HARDISON: How about that, man? Did you see me?
ELIOT: He was injured.
HARDISON: Well, somebody gotta fight the injured. Shoot, that’s my niche!
Hardison can do any number of incredible things: he can disarm a bomb on a plane while he’s miles away on the ground, he can forge an antique artifact in less than a week, he can even manipulate a mark’s perception of reality to a truly astonishing degree. And he’ll try really, really hard to be intimidating when the job needs it, but more often than not he’ll end up shooting a car engine while aiming for the enemy, or needing a rescue after his tough guy act gets him kidnapped. And that’s more than okay. I’m happy that Hardison escapes the racist stereotype of black guys as hardened gangsters, that he tells Nate when he has to pretend to rob a grocery store that he has “no frame of reference” for that kind of violence. It’s great that Hardison portrays a different kind of masculinity than Eliot’s, that he’s allowed to express fear and panic without being declared a coward or somehow less than a man. Who the hell cares how hard this hacker genius can throw a punch? He certainly doesn’t need that skill set to overthrow a president.
Another stereotype that Hardison definitively rejects is the image of the shy, socially awkward nerd. Hardison is charming, witty, and self-assured–he can smooth talk his way in and out of most situations as long as he doesn’t get overly cocky, which is the opposite problem of being shy. Also, next to Sophie, he’s the most stylish member of the group, with his scarves, vests, and bowties–and dear god, the man looks stunning in a suit. And for all of these, he is proudly and unapologetically a geek, with passionate opinions about Star Wars and a healthy obsession with fantasy RPGs. Also, his artistic, creative gifts are shown to be as much a part of his genius as his more “masculine” engineering skills. He paints, he sculpts, he plays the violin, he mixes his own music–he’s a goddamn Renaissance man, and nobody ever questions it.
One more facet of this character that doesn’t play according to formula is Hardison’s history as a kid in the foster system. While Parker shows how very, very badly this situation can go wrong, Hardison’s story proves that not all foster kids end up traumatized. He was raised by a foster mom who cared, his Nana, who instilled in Hardison not only his convictions but the healthy self-image of a child who grew up knowing he was loved. Of everyone in the group, Hardison seems the most emotionally secure, the one who sleeps peacefully through the night. He has his own inescapable issues, sure, but his life as a foster kid is no cause for pity. He had Nana. He was loved.
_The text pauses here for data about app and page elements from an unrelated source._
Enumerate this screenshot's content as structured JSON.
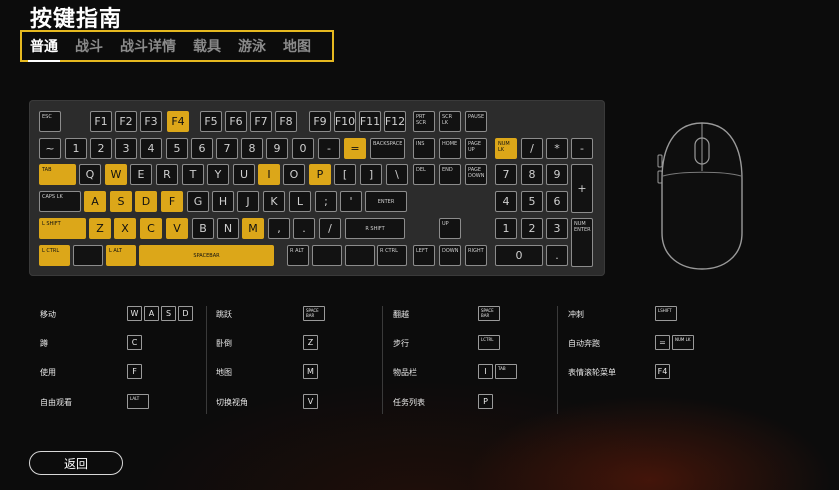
{
  "title": "按键指南",
  "tabs": [
    "普通",
    "战斗",
    "战斗详情",
    "载具",
    "游泳",
    "地图"
  ],
  "active_tab": "普通",
  "keyboard_rows": [
    [
      {
        "l": "ESC",
        "s": 1
      },
      {
        "l": "F1"
      },
      {
        "l": "F2"
      },
      {
        "l": "F3"
      },
      {
        "l": "F4",
        "h": 1
      },
      {
        "l": "F5"
      },
      {
        "l": "F6"
      },
      {
        "l": "F7"
      },
      {
        "l": "F8"
      },
      {
        "l": "F9"
      },
      {
        "l": "F10"
      },
      {
        "l": "F11"
      },
      {
        "l": "F12"
      },
      {
        "l": "PRT SCR",
        "s": 1
      },
      {
        "l": "SCR LK",
        "s": 1
      },
      {
        "l": "PAUSE",
        "s": 1
      }
    ],
    [
      {
        "l": "~"
      },
      {
        "l": "1"
      },
      {
        "l": "2"
      },
      {
        "l": "3"
      },
      {
        "l": "4"
      },
      {
        "l": "5"
      },
      {
        "l": "6"
      },
      {
        "l": "7"
      },
      {
        "l": "8"
      },
      {
        "l": "9"
      },
      {
        "l": "0"
      },
      {
        "l": "-"
      },
      {
        "l": "=",
        "h": 1
      },
      {
        "l": "BACKSPACE",
        "s": 1
      },
      {
        "l": "INS",
        "s": 1
      },
      {
        "l": "HOME",
        "s": 1
      },
      {
        "l": "PAGE UP",
        "s": 1
      },
      {
        "l": "NUM LK",
        "s": 1,
        "h": 1
      },
      {
        "l": "/"
      },
      {
        "l": "*"
      },
      {
        "l": "-"
      }
    ],
    [
      {
        "l": "TAB",
        "s": 1,
        "h": 1
      },
      {
        "l": "Q"
      },
      {
        "l": "W",
        "h": 1
      },
      {
        "l": "E"
      },
      {
        "l": "R"
      },
      {
        "l": "T"
      },
      {
        "l": "Y"
      },
      {
        "l": "U"
      },
      {
        "l": "I",
        "h": 1
      },
      {
        "l": "O"
      },
      {
        "l": "P",
        "h": 1
      },
      {
        "l": "["
      },
      {
        "l": "]"
      },
      {
        "l": "\\"
      },
      {
        "l": "DEL",
        "s": 1
      },
      {
        "l": "END",
        "s": 1
      },
      {
        "l": "PAGE DOWN",
        "s": 1
      },
      {
        "l": "7"
      },
      {
        "l": "8"
      },
      {
        "l": "9"
      },
      {
        "l": "+"
      }
    ],
    [
      {
        "l": "CAPS LK",
        "s": 1
      },
      {
        "l": "A",
        "h": 1
      },
      {
        "l": "S",
        "h": 1
      },
      {
        "l": "D",
        "h": 1
      },
      {
        "l": "F",
        "h": 1
      },
      {
        "l": "G"
      },
      {
        "l": "H"
      },
      {
        "l": "J"
      },
      {
        "l": "K"
      },
      {
        "l": "L"
      },
      {
        "l": ";"
      },
      {
        "l": "'"
      },
      {
        "l": "ENTER",
        "s": 1
      },
      {
        "l": "4"
      },
      {
        "l": "5"
      },
      {
        "l": "6"
      }
    ],
    [
      {
        "l": "L SHIFT",
        "s": 1,
        "h": 1
      },
      {
        "l": "Z",
        "h": 1
      },
      {
        "l": "X",
        "h": 1
      },
      {
        "l": "C",
        "h": 1
      },
      {
        "l": "V",
        "h": 1
      },
      {
        "l": "B"
      },
      {
        "l": "N"
      },
      {
        "l": "M",
        "h": 1
      },
      {
        "l": ","
      },
      {
        "l": "."
      },
      {
        "l": "/"
      },
      {
        "l": "R SHIFT",
        "s": 1
      },
      {
        "l": "UP",
        "s": 1
      },
      {
        "l": "1"
      },
      {
        "l": "2"
      },
      {
        "l": "3"
      },
      {
        "l": "NUM ENTER",
        "s": 1
      }
    ],
    [
      {
        "l": "L CTRL",
        "s": 1,
        "h": 1
      },
      {
        "l": ""
      },
      {
        "l": "L ALT",
        "s": 1,
        "h": 1
      },
      {
        "l": "SPACEBAR",
        "s": 1,
        "h": 1
      },
      {
        "l": "R ALT",
        "s": 1
      },
      {
        "l": ""
      },
      {
        "l": ""
      },
      {
        "l": "R CTRL",
        "s": 1
      },
      {
        "l": "LEFT",
        "s": 1
      },
      {
        "l": "DOWN",
        "s": 1
      },
      {
        "l": "RIGHT",
        "s": 1
      },
      {
        "l": "0"
      },
      {
        "l": "."
      }
    ]
  ],
  "bindings": [
    {
      "label": "移动",
      "keys": [
        {
          "k": "W"
        },
        {
          "k": "A"
        },
        {
          "k": "S"
        },
        {
          "k": "D"
        }
      ]
    },
    {
      "label": "跳跃",
      "keys": [
        {
          "k": "SPACE BAR",
          "s": 1
        }
      ]
    },
    {
      "label": "翻越",
      "keys": [
        {
          "k": "SPACE BAR",
          "s": 1
        }
      ]
    },
    {
      "label": "冲刺",
      "keys": [
        {
          "k": "LSHIFT",
          "s": 1
        }
      ]
    },
    {
      "label": "蹲",
      "keys": [
        {
          "k": "C"
        }
      ]
    },
    {
      "label": "卧倒",
      "keys": [
        {
          "k": "Z"
        }
      ]
    },
    {
      "label": "步行",
      "keys": [
        {
          "k": "LCTRL",
          "s": 1
        }
      ]
    },
    {
      "label": "自动奔跑",
      "keys": [
        {
          "k": "="
        },
        {
          "k": "NUM LK",
          "s": 1
        }
      ]
    },
    {
      "label": "使用",
      "keys": [
        {
          "k": "F"
        }
      ]
    },
    {
      "label": "地图",
      "keys": [
        {
          "k": "M"
        }
      ]
    },
    {
      "label": "物品栏",
      "keys": [
        {
          "k": "I"
        },
        {
          "k": "TAB",
          "s": 1
        }
      ]
    },
    {
      "label": "表情滚轮菜单",
      "keys": [
        {
          "k": "F4"
        }
      ]
    },
    {
      "label": "自由观看",
      "keys": [
        {
          "k": "LALT",
          "s": 1
        }
      ]
    },
    {
      "label": "切换视角",
      "keys": [
        {
          "k": "V"
        }
      ]
    },
    {
      "label": "任务列表",
      "keys": [
        {
          "k": "P"
        }
      ]
    }
  ],
  "back_label": "返回",
  "colors": {
    "highlight": "#dca719",
    "tab_border": "#e6b920"
  }
}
Basically, Alec Hardison is a foster kid, a geek, and a black man, and he owns the hell out of these identities while rejecting the tired clichés associated with them. What’s more, he does it all with a sexy, confident flair, and we can’t help but fall in love with him for it. After all, it’s the age of the geek, baby. Age of the geek.
(bethanyactually, do I get tea and cookies now?)